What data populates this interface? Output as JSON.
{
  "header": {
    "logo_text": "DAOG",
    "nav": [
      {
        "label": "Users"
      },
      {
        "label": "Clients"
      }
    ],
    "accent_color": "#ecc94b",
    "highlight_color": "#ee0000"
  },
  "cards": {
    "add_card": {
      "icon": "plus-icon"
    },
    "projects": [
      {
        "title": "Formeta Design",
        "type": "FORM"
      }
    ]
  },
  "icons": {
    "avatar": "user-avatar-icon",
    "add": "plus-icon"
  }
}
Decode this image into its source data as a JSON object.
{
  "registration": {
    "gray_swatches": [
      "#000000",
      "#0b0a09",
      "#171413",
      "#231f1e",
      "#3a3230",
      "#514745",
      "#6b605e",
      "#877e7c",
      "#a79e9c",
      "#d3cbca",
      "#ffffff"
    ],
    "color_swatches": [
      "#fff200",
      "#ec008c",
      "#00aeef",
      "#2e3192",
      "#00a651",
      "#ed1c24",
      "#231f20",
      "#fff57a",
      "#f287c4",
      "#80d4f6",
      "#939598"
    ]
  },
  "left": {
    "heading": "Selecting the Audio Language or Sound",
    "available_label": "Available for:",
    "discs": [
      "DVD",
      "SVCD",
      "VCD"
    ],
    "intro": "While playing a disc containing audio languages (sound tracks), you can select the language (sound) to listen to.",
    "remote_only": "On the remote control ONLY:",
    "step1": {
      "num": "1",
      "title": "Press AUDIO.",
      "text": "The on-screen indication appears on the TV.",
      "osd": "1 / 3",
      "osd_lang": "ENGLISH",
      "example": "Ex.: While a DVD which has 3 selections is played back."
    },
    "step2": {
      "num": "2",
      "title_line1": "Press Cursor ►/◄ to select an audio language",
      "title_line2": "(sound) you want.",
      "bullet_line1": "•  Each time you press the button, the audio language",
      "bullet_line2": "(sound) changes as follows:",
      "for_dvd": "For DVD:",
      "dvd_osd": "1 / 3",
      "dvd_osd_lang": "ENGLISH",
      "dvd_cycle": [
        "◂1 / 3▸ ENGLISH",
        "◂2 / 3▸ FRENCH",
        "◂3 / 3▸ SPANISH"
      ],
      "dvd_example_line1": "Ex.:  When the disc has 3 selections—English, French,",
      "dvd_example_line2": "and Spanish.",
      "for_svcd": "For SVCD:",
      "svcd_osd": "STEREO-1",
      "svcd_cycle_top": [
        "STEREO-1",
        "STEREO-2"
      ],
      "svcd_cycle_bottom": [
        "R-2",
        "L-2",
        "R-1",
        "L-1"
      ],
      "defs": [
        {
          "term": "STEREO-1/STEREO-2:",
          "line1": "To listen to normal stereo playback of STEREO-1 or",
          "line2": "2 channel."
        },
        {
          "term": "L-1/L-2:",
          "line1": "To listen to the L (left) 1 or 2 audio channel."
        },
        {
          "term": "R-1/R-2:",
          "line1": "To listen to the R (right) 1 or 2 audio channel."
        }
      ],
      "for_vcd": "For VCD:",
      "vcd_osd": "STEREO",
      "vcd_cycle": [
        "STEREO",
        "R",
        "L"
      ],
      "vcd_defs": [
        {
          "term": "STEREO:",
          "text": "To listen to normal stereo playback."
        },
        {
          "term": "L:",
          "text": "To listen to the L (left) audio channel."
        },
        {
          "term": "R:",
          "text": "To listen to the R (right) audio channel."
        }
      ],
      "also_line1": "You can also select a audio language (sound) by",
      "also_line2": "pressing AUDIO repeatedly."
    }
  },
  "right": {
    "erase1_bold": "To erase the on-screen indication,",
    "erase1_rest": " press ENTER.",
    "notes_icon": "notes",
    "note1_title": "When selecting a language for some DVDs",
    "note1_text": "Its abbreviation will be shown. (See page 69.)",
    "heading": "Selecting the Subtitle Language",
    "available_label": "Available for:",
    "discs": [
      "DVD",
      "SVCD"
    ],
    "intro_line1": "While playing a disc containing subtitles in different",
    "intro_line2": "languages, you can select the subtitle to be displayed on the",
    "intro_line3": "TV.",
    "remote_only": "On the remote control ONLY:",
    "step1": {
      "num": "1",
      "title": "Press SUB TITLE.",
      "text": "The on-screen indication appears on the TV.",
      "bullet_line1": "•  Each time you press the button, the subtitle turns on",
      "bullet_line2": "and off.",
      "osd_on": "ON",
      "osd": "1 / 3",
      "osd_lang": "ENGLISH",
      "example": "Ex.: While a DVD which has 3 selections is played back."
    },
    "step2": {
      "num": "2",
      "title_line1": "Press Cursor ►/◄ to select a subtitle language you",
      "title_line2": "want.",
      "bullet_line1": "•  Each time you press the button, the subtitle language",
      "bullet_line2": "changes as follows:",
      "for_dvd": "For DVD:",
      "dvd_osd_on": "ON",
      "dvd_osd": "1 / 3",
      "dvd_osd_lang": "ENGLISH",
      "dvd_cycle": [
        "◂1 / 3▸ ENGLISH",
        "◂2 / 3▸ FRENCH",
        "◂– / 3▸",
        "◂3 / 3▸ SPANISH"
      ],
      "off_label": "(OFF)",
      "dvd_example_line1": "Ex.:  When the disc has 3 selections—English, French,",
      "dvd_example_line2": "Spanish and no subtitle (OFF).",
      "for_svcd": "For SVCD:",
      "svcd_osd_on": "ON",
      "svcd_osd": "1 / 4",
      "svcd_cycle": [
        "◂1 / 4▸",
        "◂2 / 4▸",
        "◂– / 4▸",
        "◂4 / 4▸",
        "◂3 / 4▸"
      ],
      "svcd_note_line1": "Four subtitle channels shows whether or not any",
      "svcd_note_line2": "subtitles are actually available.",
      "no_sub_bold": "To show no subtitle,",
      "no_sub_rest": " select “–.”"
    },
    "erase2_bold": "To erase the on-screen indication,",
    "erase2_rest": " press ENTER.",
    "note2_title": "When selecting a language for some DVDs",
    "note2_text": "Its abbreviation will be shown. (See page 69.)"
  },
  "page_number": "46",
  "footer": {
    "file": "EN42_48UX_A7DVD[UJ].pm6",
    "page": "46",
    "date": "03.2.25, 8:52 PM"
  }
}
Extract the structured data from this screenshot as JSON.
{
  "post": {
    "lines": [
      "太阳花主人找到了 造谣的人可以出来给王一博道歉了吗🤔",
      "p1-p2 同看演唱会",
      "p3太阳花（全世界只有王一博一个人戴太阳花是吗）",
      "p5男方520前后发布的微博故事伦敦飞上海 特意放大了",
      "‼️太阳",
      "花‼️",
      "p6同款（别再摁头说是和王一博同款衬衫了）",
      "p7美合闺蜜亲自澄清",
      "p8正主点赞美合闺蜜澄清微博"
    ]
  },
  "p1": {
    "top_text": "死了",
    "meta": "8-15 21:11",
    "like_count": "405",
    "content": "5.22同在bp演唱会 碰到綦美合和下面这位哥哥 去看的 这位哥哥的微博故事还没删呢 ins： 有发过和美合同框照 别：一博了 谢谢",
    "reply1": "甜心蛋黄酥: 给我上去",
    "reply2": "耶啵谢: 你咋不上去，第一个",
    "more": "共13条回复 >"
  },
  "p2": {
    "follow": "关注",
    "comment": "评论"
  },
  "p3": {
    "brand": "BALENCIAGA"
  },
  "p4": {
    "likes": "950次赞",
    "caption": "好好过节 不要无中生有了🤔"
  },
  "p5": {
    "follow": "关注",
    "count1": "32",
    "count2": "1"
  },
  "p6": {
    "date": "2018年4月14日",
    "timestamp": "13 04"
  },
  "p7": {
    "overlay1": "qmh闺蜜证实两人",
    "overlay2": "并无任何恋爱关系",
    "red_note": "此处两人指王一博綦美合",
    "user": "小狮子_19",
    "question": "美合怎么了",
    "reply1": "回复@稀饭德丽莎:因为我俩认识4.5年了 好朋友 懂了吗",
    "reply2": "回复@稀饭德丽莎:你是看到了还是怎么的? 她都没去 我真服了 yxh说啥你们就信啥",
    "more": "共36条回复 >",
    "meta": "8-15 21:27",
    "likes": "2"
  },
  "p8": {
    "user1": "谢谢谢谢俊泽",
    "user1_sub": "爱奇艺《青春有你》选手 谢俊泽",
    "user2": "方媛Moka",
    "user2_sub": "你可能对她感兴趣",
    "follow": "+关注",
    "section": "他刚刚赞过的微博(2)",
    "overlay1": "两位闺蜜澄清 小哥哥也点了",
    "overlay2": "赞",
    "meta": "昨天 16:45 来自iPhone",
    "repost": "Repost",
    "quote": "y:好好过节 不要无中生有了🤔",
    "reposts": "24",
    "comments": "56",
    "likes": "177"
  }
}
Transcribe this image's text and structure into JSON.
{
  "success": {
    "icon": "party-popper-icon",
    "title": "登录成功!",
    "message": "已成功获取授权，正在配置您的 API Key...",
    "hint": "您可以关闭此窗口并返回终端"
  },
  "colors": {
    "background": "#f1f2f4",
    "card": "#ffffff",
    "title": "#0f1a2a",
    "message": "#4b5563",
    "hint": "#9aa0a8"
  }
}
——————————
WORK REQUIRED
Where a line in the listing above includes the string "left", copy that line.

RESPONSE TO THE TASK
  "left": {
          "line1": "To listen to the L (left) 1 or 2 audio channel."
          "text": "To listen to the L (left) audio channel."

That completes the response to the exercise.